SUPPLIED DATA below:

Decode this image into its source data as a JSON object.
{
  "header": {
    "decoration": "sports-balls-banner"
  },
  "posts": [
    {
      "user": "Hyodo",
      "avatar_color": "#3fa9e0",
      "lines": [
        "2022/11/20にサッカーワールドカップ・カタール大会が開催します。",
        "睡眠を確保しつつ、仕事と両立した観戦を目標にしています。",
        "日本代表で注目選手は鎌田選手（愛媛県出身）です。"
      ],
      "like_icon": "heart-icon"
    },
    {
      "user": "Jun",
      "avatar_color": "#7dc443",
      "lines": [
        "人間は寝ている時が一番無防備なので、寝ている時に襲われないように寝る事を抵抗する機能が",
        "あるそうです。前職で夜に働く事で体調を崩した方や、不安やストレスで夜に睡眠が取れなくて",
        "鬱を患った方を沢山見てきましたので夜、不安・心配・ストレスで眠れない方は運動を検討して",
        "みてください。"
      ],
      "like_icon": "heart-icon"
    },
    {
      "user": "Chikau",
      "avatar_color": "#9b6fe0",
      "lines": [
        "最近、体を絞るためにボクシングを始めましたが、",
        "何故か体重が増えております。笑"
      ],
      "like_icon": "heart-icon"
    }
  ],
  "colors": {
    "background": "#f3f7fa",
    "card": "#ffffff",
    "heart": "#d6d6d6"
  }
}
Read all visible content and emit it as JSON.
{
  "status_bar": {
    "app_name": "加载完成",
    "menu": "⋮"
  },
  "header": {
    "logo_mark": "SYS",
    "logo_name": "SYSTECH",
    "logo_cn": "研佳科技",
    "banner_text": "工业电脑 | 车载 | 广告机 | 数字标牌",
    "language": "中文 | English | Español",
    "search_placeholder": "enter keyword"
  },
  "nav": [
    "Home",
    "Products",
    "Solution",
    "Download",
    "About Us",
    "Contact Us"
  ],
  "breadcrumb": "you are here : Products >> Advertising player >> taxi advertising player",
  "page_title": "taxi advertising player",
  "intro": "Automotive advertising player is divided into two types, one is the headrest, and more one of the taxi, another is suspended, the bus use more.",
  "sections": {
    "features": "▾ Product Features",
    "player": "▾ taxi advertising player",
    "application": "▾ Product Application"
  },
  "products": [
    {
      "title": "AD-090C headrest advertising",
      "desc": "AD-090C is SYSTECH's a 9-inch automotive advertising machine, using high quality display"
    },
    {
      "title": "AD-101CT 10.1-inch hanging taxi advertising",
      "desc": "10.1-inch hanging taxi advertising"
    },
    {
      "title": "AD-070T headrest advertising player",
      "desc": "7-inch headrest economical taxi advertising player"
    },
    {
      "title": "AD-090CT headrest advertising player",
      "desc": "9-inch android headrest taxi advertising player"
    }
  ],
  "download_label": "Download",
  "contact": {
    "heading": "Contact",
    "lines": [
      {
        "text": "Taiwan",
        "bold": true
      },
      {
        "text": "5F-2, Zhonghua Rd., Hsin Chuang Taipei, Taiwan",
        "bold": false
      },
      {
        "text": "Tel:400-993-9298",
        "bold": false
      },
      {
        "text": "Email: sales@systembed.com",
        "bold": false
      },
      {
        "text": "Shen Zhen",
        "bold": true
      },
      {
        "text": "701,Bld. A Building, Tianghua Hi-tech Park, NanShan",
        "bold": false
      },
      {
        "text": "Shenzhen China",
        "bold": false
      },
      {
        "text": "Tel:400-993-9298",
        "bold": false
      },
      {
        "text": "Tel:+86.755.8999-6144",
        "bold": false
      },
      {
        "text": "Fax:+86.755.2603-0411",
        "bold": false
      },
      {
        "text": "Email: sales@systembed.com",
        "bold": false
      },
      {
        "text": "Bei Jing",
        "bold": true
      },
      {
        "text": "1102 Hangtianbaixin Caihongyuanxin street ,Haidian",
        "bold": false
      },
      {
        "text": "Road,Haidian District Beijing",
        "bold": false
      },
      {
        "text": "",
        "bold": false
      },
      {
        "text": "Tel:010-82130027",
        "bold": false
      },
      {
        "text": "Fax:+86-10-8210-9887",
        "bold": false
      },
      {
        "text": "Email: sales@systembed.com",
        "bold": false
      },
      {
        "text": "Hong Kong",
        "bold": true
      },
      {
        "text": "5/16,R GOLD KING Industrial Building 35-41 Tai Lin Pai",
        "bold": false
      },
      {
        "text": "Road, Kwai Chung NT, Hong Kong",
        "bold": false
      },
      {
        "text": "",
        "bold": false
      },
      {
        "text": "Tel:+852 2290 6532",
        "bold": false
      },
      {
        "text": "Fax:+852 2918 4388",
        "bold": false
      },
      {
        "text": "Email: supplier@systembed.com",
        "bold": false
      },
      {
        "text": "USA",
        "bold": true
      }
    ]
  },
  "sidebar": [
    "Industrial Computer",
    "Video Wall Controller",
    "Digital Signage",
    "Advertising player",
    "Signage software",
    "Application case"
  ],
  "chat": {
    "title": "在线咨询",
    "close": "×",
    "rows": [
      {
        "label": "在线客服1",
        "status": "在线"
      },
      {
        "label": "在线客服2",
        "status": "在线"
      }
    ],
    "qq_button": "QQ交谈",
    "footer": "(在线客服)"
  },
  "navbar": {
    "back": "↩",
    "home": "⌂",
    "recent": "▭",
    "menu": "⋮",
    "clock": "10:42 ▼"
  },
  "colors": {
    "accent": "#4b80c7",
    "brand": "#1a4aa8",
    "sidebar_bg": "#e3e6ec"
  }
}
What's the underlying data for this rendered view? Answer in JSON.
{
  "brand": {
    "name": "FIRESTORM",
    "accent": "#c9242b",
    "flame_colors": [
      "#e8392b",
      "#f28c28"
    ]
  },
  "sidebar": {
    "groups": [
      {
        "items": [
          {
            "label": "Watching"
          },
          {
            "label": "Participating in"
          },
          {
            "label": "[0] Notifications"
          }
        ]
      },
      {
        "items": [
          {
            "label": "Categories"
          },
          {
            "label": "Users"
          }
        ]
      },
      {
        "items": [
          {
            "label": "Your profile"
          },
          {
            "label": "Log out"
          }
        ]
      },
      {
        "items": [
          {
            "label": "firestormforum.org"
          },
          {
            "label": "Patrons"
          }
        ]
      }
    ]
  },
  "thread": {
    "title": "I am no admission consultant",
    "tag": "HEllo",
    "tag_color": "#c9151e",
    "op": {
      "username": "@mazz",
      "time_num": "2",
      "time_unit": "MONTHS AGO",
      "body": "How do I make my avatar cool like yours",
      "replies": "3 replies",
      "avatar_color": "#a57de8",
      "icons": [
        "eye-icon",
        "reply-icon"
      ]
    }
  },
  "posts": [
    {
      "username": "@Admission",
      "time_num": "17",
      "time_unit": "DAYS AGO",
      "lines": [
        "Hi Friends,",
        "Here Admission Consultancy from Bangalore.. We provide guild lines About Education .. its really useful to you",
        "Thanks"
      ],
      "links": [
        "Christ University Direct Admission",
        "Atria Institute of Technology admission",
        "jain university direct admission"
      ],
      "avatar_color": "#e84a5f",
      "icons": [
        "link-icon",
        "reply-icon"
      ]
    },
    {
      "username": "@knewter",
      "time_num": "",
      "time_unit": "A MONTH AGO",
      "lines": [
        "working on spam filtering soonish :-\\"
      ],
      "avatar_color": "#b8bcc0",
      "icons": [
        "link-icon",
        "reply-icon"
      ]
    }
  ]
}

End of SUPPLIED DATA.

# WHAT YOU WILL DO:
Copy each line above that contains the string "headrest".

# SOLVED EXERCISE:
  "intro": "Automotive advertising player is divided into two types, one is the headrest, and more one of the taxi, another is suspended, the bus use more.",
      "title": "AD-090C headrest advertising",
      "title": "AD-070T headrest advertising player",
      "desc": "7-inch headrest economical taxi advertising player"
      "title": "AD-090CT headrest advertising player",
      "desc": "9-inch android headrest taxi advertising player"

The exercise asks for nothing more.